Charlie White and Meryl Davis, with their coach Marina Zueva, celebrate their U.S. title last month in Boston. (Matthew Stockman / Getty Images)
Sochi, Russia -- At the start of the mass migration of Russian professionals to North American in 1991, Marina Zueva, a figure skating coach and choreographer of considerable note, joined in.
At the Red Army Sports Club, her reputation for combining athleticism with prodigious artistry, the heart and soul of figure skating, was well-established. Among her pupils were the great Ekaterina Gordeeva and Sergei Grinkov, the two-time Olympic champions and four time world champions.
After a brief stop in Ottawa, Zueva landed in the figure skating mecca of Metro Detroit, coaching and choreographing programs.
Two decades after her arrival, her pupils read like a Who’s Who list: reigning world ice dance champions Meryl White and Charlie Davis, Olympic champion ice dancers Tessa Virtue and Scott Moir, and the retired three-time four continents champions Tanith Belbin and Benjamin Agosto.
With at least five other pupils skating at the 2014 Sochi Games — Maia and Alex Shibutani, who could compete for a bronze in ice dancing; Madison Chock and Evan Bates; and Gracie Gold, a promising young 19-year-old who may return the thrill to American women’s figure skating — Zueva is one of the great coaches working anywhere in the world.
“When I teach in Russia, I was already different,” she said of her style and the old Soviet system that produced magnificent, majestic figure skaters.
“First of all, just a lifestyle.
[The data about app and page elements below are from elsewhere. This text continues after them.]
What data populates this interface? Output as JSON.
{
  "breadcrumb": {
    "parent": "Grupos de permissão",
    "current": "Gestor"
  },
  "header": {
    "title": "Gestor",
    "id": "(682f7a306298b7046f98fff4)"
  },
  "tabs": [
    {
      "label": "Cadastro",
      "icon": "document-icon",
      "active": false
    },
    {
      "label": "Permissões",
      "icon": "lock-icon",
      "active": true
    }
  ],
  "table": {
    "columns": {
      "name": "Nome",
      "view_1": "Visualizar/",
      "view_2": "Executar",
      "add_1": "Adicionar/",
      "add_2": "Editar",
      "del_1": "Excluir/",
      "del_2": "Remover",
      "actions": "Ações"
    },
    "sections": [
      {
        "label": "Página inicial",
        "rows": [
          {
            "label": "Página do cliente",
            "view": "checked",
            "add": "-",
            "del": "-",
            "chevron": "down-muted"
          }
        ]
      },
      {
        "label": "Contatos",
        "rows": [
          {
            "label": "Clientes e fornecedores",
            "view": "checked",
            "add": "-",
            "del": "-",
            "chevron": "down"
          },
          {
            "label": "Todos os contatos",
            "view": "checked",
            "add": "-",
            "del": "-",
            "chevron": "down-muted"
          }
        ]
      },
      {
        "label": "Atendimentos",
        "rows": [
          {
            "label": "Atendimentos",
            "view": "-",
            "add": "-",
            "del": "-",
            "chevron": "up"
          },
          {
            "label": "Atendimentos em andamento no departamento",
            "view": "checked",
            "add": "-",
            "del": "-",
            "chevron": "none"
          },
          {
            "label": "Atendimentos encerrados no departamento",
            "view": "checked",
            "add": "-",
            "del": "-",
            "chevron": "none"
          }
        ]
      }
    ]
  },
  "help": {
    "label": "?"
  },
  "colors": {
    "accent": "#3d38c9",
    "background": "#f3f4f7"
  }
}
My life idea is doing the thing I do with love.
“And my first students also, that situation helped me to build that more, my idea of life,” she said of Gordeeva and the late Grinkov, who suffered a massive heart attack in 1994 training in New Jersey for an ice show.
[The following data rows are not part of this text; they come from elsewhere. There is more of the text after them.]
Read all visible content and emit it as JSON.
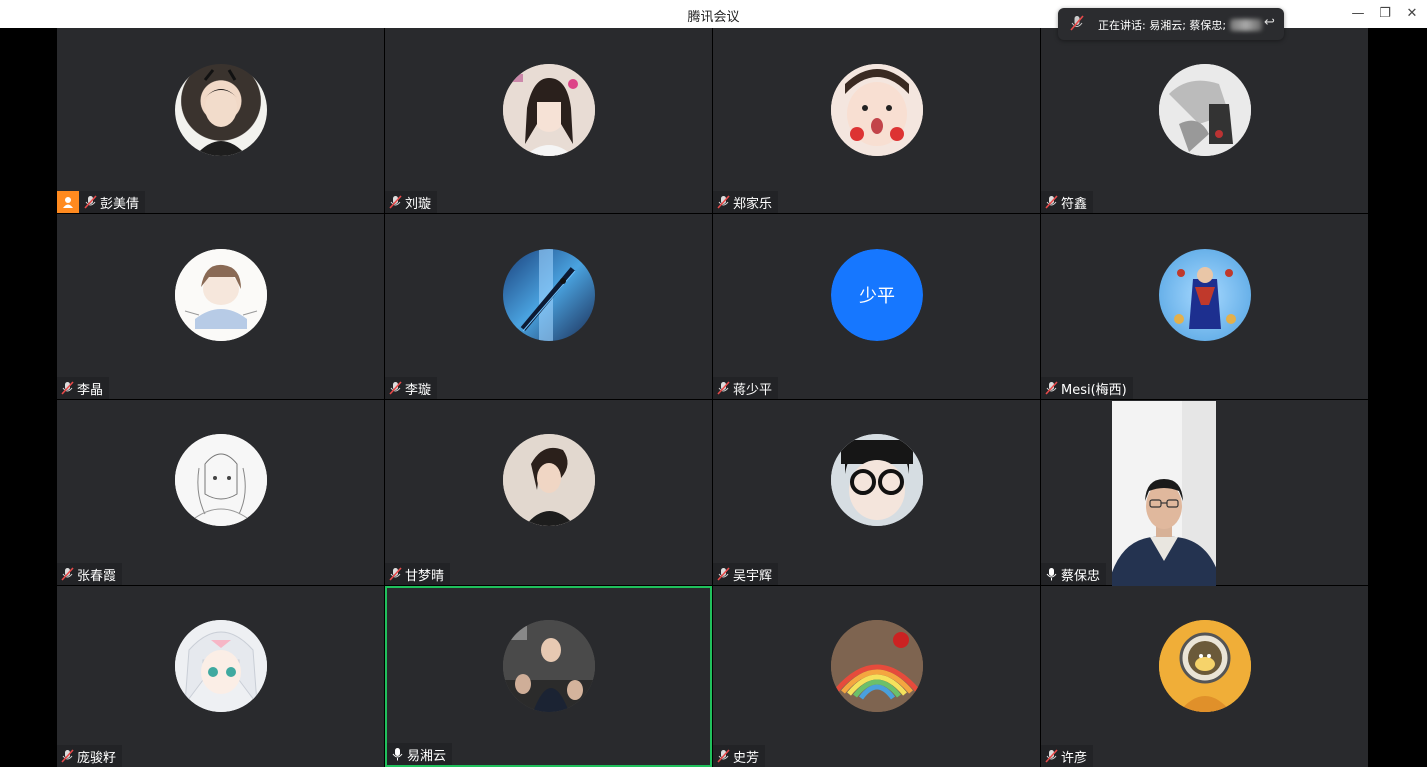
{
  "window": {
    "title": "腾讯会议",
    "controls": {
      "minimize": "—",
      "restore": "❐",
      "close": "✕"
    }
  },
  "speaking_indicator": {
    "text": "正在讲话: 易湘云; 蔡保忠;"
  },
  "participants": [
    {
      "name": "彭美倩",
      "muted": true,
      "host": true,
      "avatar": "photo-young-man"
    },
    {
      "name": "刘璇",
      "muted": true,
      "avatar": "photo-girl"
    },
    {
      "name": "郑家乐",
      "muted": true,
      "avatar": "photo-child"
    },
    {
      "name": "符鑫",
      "muted": true,
      "avatar": "photo-figure"
    },
    {
      "name": "李晶",
      "muted": true,
      "avatar": "illustration-girl"
    },
    {
      "name": "李璇",
      "muted": true,
      "avatar": "photo-stairs-blue"
    },
    {
      "name": "蒋少平",
      "muted": true,
      "avatar_text": "少平",
      "avatar_color": "#1677ff"
    },
    {
      "name": "Mesi(梅西)",
      "muted": true,
      "avatar": "religious-painting"
    },
    {
      "name": "张春霞",
      "muted": true,
      "avatar": "sketch-girl"
    },
    {
      "name": "甘梦晴",
      "muted": true,
      "avatar": "photo-woman"
    },
    {
      "name": "吴宇辉",
      "muted": true,
      "avatar": "photo-glasses-child"
    },
    {
      "name": "蔡保忠",
      "muted": false,
      "avatar": "camera-video",
      "speaking": true
    },
    {
      "name": "庞骏籽",
      "muted": true,
      "avatar": "anime-girl"
    },
    {
      "name": "易湘云",
      "muted": false,
      "avatar": "photo-crowd",
      "speaking": true,
      "active_border": "#20c05c"
    },
    {
      "name": "史芳",
      "muted": true,
      "avatar": "rainbow-art"
    },
    {
      "name": "许彦",
      "muted": true,
      "avatar": "cartoon-porthole"
    }
  ]
}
As she mentions his name, Zueva’s voice cracks.
“I work with them first like age 11 and age 14 and built their career up to Olympic medals, and also professional competition,” she said.
“As coach, to begin like that, and the first experience of coaching goes to gold medal, it made me feel like, ‘Oh, I’m doing right, just to love what I’m doing, love my students and just to create beauty on ice.’”
The passion was alive then, and is now. And while there was a legacy of training championship figure skaters in Metro Detroit when Zueva and her former partner Igor Shpilband arrived, they not only reinvigorated the scene, they made it thrive.
Molding a winner
It is the association with Zueva that, along with their considerable intelligence and hard work, helped put Davis and White over the top.
In the case of two of her star pupils, the love is reciprocated.
“One of the really special things about Marina is that she’s not just coaching us athletically, but she’s also really great at the details, the nuances, the really kind of artistic moments in the program,” said Davis who, with her partner of 17 years, skates for the gold Sunday and Monday at the Iceberg Skating Palace.
“So much of the day is focused on training the program, being in the best physical shape we can possibly be. But we certainly spend a lot of time focusing on the nuances to bring the program up to a new level as well.”
White said that a key to their success is consistency in all things, including their year-round training with Zueva at the Arctic Figure Skating Club in Canton.
Asked if their training changed at all as the Games neared, given that their chief competitors — and friends — Virtue and Moir train under Zueva at the same rink, White said it never could be so.
“No, no changes in that regard,” he said. “We’re all pretty much on a similar training program to what we have been for our whole careers together. I wouldn’t expect that to change.”
'My heart of love'
Zueva was a huge loss for Russia.
“When I came to North America, it was different,” she said. “A free country compared to Russia, is how it was.
“And it was not exactly the style of coaching I was used to, just similar. In Russia coaches different, I can tell you, their style. But of course I bring my knowledge of what I started, my experience.
“I always think when a student comes to me, first of all, they come to learn from me, to have a good atmosphere.
“I mean to help. My heart of love, right?”
Zueva said the looks of disappointment on the faces of her skaters across the years when they do not skate well in competition continually drives that point home.
The sport and coaching and designing programs are her love. But the skaters want to excel.
“And I knew it,” she said. “I saw it after competition. I was really sorry when they were so disappointed with results. And, of course, I feel it is my job to make them happy even after competition, and to have success with results.
“That’s a combination that makes me drive, to just go.”